Evolution within a niche – the accelerating mass
Body mass evolution in niches; with metabolic acceleration, maximum time contraction, and upward bend trajectories
An infinite rββ/rα-ratio generates body mass evolution with a dw/dt exponent of
x = (2d-1)/d , [3/2 in 2D, and 5/3 in 3D; Witting, 2020]
As illustrated by the red curves in Fig. 1, the resulting trajectory is bend strongly upward in physical time due to a natural selection time that contracts as
∂ ln τ / ∂ ln w = (1-d)/d , [-1/2 in 2D, and -2/3 in 3D]
A rββ/rα-ratio that approaches infinity can be expected for evolutionary lineages that evolve by unconstrained selection within a stable ecological niche. The handling of the resource is then optimised by natural selection, and when handling is at the selection optimum it follows that rα → 0. Net energy and mass may then continue to increase by the natural selection increase in the pre-mass component of mass specific metabolism, generating an infinitely large rββ/rα-ratio.
This fascinating increase in mass is driven entirely by a constant acceleration of the biochemical and behavioural processes; an acceleration that is generating a strong contraction of the generation time and other time periods of the organism. By speeding up the rate of net resource assimilation by increased metabolism, the individual is burning significantly more energy per unit time, but it is also generating more net energy that is first selected into population growth and then into mass by the interactive competition between the individuals in the population.
The data from MacFadden’s (1986) study on fossil horses are maybe the best long-term data for unconstrained body mass evolution within a relatively stable niche. For a time span of 57 million years he lists body mass estimates for the different lineages of fossil horses, and these provide estimates of the rate of change in body mass (dw/dt in kg per million years) as a function of mass (Fig. 2, right). With an estimated dw/dt-exponent of 1.50 (SD: ± 0.17) we find that body mass evolution in fossil horses are spot on the theoretical value of 3/2 for unconstrained 2D evolution in a stable niche (Witting, 2020).

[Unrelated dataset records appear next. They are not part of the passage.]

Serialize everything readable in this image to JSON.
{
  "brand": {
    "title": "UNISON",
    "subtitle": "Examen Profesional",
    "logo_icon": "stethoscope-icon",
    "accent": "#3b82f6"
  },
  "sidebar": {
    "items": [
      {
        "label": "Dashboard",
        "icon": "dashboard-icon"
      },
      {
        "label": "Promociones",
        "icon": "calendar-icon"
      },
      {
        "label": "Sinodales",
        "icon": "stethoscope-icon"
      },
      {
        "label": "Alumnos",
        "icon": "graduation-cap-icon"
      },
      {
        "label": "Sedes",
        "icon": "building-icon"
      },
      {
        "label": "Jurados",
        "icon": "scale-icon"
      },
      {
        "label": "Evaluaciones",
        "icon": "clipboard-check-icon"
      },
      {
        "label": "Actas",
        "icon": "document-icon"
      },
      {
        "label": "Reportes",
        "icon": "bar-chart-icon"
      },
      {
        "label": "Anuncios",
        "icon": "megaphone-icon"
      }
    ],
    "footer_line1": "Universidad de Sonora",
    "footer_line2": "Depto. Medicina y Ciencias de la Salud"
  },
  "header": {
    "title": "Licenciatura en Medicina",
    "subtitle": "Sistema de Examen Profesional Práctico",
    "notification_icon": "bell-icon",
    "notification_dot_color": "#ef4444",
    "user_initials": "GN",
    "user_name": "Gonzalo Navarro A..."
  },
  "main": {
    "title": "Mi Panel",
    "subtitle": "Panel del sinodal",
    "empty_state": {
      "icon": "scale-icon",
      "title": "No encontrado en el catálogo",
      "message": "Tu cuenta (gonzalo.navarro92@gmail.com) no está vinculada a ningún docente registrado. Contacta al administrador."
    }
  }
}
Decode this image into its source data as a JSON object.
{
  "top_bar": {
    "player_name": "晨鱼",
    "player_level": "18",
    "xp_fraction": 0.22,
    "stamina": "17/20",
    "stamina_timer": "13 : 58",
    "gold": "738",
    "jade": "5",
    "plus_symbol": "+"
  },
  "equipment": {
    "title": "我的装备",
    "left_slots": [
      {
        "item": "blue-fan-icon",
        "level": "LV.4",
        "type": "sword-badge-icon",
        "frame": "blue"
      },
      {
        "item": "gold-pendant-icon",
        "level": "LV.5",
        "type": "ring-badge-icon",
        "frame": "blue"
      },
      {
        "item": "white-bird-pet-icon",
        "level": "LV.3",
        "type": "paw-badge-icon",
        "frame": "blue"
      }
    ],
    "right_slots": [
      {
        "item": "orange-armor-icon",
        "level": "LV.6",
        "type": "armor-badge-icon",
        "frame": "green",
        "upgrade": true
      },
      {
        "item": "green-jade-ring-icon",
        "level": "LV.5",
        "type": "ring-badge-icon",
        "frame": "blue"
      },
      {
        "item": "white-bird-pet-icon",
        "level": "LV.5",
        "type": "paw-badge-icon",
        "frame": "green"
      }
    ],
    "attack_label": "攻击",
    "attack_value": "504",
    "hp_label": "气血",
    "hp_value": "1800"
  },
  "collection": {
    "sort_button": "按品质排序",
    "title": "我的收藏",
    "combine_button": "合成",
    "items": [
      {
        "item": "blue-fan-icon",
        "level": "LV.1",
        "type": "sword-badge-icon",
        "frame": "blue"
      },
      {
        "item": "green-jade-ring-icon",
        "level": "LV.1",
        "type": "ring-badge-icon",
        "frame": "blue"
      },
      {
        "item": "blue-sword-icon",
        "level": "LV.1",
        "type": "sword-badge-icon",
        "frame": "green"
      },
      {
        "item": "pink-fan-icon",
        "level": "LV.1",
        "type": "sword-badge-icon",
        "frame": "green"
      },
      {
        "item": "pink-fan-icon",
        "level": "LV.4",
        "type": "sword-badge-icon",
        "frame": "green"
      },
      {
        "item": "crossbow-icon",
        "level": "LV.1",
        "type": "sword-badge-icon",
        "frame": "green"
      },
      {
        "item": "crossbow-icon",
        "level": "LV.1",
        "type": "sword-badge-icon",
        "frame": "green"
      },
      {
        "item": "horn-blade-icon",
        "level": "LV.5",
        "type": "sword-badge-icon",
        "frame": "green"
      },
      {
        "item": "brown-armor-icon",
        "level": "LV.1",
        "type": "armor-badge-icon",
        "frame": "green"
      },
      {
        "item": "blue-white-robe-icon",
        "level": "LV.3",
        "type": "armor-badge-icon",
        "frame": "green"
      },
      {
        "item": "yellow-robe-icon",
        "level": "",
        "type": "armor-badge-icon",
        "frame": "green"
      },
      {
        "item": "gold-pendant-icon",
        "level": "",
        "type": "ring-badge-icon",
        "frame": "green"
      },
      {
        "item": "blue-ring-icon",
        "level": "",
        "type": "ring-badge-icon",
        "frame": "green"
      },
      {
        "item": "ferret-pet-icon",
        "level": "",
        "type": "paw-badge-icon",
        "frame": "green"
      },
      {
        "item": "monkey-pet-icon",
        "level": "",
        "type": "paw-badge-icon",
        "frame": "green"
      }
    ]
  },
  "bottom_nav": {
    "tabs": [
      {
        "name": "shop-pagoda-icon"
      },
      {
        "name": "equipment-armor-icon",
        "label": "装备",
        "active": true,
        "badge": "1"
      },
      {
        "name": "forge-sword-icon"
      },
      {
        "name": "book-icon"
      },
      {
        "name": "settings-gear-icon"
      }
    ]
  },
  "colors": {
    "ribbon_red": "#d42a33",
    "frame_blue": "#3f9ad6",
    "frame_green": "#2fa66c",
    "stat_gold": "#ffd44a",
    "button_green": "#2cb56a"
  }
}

Given these data we may calculate the life history of the horse backwards for 57 million years (Fig. 2, left). Provided that a 500 kg horse today has a lifespan around 20 years, we calculate that the 25 kg horse that lived 57 million years ago had a lifespan around 90 years. If there had been no selection on process speed, we would still have 25 kg horses that live for 90 years. And if horses had increased their size due to increased resource handling alone, the 500 kg horses of today should live for 200 years.
The natural selection of metabolism explains curvature in fossil body mass evolution
The natural selection of metabolism explains curvature in allometric scaling
- Witting, L. 2020. The natural selection of metabolism explains curvature in fossil body mass evolution. Evolutionary Ecology 47:56--75, https://dx.doi.org/10.1007/s11692--020--09493--y.